Starting about a decade ago, various Anglican congregations in the United States and Canada began unilaterally declaring themselves no longer members of the Episcopal Church or the Anglican Church of Canada as the case may be. Instead they claimed that they were now affiliated with an assortment of conservative Global South Anglican Provinces whose Primates agreed with them about homosexuality. These departing congregations attempted to retain the property they had held as constituent parishes of the two de jure Anglican Provinces. Coverage of the decision can be found here, here and here.
There may be some of the resultant court cases working their way through the system in either Canada or the United States, but this week saw one of the biggest cases draw to what was always its inevitable conclusion. The Supreme Court of the United States declined to hear any appeal of a Virginia Supreme Court ruling that the Episcopal Church congregation was the rightful owner of the Falls Church in Virginia, and that the so-called Falls Church Anglican congregation had to return all the property and all the money.
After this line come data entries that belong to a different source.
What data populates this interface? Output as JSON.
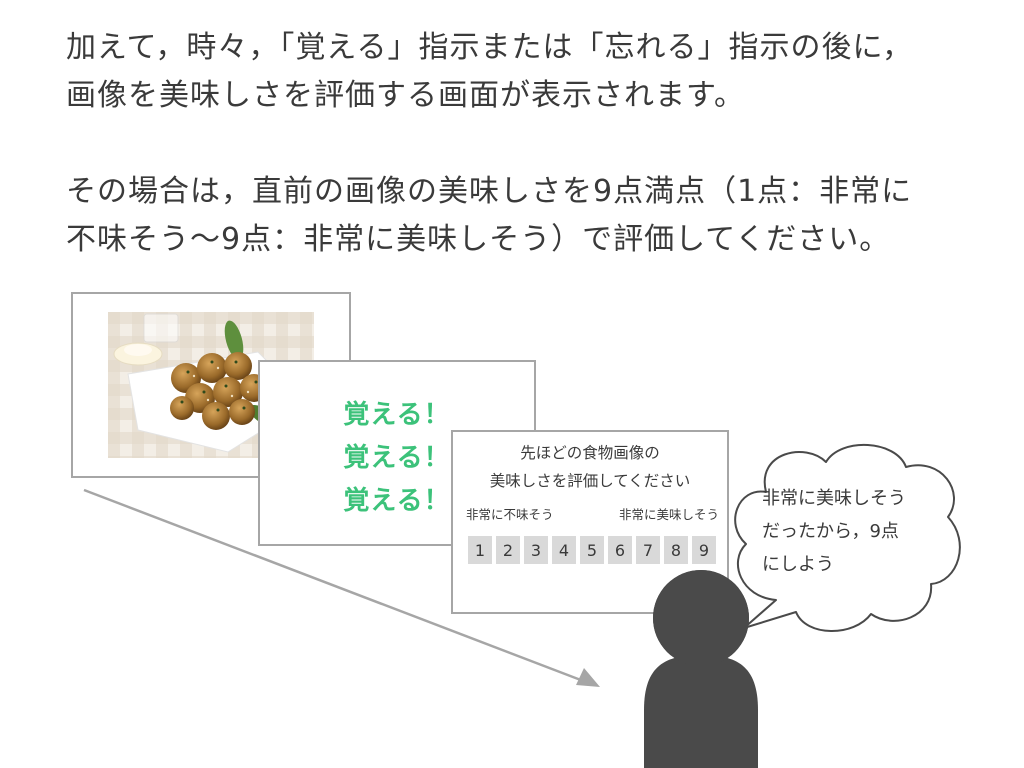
{
  "instructions": {
    "para1": [
      "加えて，時々，「覚える」指示または「忘れる」指示の後に，",
      "画像を美味しさを評価する画面が表示されます。"
    ],
    "para2": [
      "その場合は，直前の画像の美味しさを9点満点（1点：非常に",
      "不味そう〜9点：非常に美味しそう）で評価してください。"
    ]
  },
  "slides": {
    "photo": {
      "image_description": "food-photo"
    },
    "memorize": {
      "lines": [
        "覚える！",
        "覚える！",
        "覚える！"
      ],
      "color": "#3cc27a"
    },
    "rating": {
      "question": [
        "先ほどの食物画像の",
        "美味しさを評価してください"
      ],
      "anchor_low": "非常に不味そう",
      "anchor_high": "非常に美味しそう",
      "scale": [
        "1",
        "2",
        "3",
        "4",
        "5",
        "6",
        "7",
        "8",
        "9"
      ]
    }
  },
  "thought_bubble": {
    "lines": [
      "非常に美味しそう",
      "だったから，9点",
      "にしよう"
    ]
  },
  "colors": {
    "text": "#3a3a3a",
    "accent_green": "#3cc27a",
    "border": "#a6a6a6",
    "person": "#4a4a4a",
    "scale_box": "#d9d9d9"
  }
}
This is a complete repudiation of the declared strategy of schism advanced by certain ecclesiastical politicians and financed in no small part by right wing extremist groups in the US.
I'm a bit of a geographical fundamentalist. I don't think central California is in the southern part of South America. I don't think any part of Virginia is in Nigeria. I am absolutely convinced that no part of Chicago is to be found in Rwanda. The phony-baloney "protection" argument offered up by certain Global South Primates is rooted in the same peculiar heresy that undergirds the absurd Flying Bishops in England: that each and every Anglican is absolutely entitled to a bishop who agrees with them. Odd that neither Mr. Keble nor Mr. Neale, nor even Mr. Pusey were aware of this entitlement.
But more to the point, Anglican polity is not and has never been congregational. The idea that a congregation may separate from an Anglican Church utterly contradicts any authentic Anglican ecclesiology. That may be perfectly fine among Baptists or Methodists. But had the courts ruled any other way, it would have been an undeniable attack on religious liberty, with the state attempting to force an heirarchical religious body to conform to a congregational polity.
The strategy did not achieve its initial objective of wresting massive amounts of property from the Episcopal Church and the Anglican Church of Canada. This precluded it achieving its secondary objective of using the shift in property as a pretext to "replace" the Episcopal Church and the Anglican Church of Canada as the Anglican Communion "franchise holders" in North America - which in turn was to be the pretext to sue for all the remaining TEC / ACoC property.
But the plan did achieve its overarching goal of weakening the Episcopal Church (the Canadian Church was less a target than a guilty but cash poor bystander, really). Massive amounts of money, time and energy were expended defending the two legitimate churches from these attacks.
This week's news is good, but the past decade of expensive and ultimately pointless litigation is a tragedy for which someone will eventually have to answer - at the very least in their hearts if not at the Throne of Grace.